This particular article talks about how low levels of Vitamin D2 are directly linked to an increased risk of Alzheimer’s. It’s interesting in that this is the first time I have come across evidence of D2 being so important. I used to worry that the almond milk I drink contains D2 and not D3, but maybe that’s a good thing after all?!

And if you would like a free 4-page report by Dr. Nicolas Hedberg about how to fortify your immune system against the flu and other “bugs” by using vitamin D and other natural substances, go to my To Your Health page and send in a request or leave a comment on this post.

Also, you can get D in a wide variety of doses and formats at discount prices at, one of my favorite on-line places for natural health products. If you shop at Vitacost, sign up for a free account at Rakuten (formerly beforehand, if you don’t already have one. That way you can use the Rakuten portal to shop at Vitacost and earn cash back on your purchases.
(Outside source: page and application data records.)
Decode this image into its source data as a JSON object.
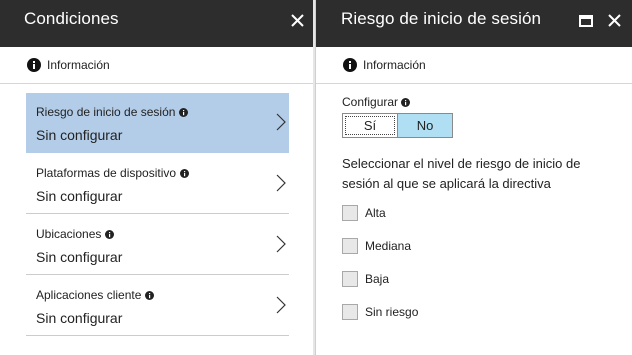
{
  "left_blade": {
    "title": "Condiciones",
    "info_label": "Información",
    "items": [
      {
        "title": "Riesgo de inicio de sesión",
        "value": "Sin configurar",
        "selected": true
      },
      {
        "title": "Plataformas de dispositivo",
        "value": "Sin configurar",
        "selected": false
      },
      {
        "title": "Ubicaciones",
        "value": "Sin configurar",
        "selected": false
      },
      {
        "title": "Aplicaciones cliente",
        "value": "Sin configurar",
        "selected": false
      }
    ]
  },
  "right_blade": {
    "title": "Riesgo de inicio de sesión",
    "info_label": "Información",
    "configure_label": "Configurar",
    "toggle": {
      "options": [
        "Sí",
        "No"
      ],
      "selected": "No"
    },
    "description": "Seleccionar el nivel de riesgo de inicio de sesión al que se aplicará la directiva",
    "risk_levels": [
      {
        "label": "Alta",
        "checked": false
      },
      {
        "label": "Mediana",
        "checked": false
      },
      {
        "label": "Baja",
        "checked": false
      },
      {
        "label": "Sin riesgo",
        "checked": false
      }
    ]
  },
  "icons": {
    "close": "close-icon",
    "maximize": "maximize-icon",
    "info": "info-icon",
    "chevron": "chevron-right-icon"
  },
  "colors": {
    "header_bg": "#2d2d2d",
    "selected_item_bg": "#b3cde8",
    "toggle_selected_bg": "#b0dff3"
  }
}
Plus, Rakuten also gives a gift card or some other “prize” when you place your first order (right now when you spend $20, you also get $20!). How does it get any better than that?! is another good discount place to shop (use code CJG192 if you are a new customer and spend more than $40 and you will get a discount and free shipping on $20 or more, plus you can take advantage of the good deals in their trial offers section.


p.s. Be sure to subscribe to Self-help Health so you don’t miss any future posts, and tell your friends to do the same. Also check out my website’s To Your Health page.

Disclaimer: Please note that any information here is provided as a guideline only, and is not meant to substitute for the advice of your physician, nutritionist, trained healthcare practitioner, and/or inner guidance system. Always consult a professional before undertaking any change to your normal health routine.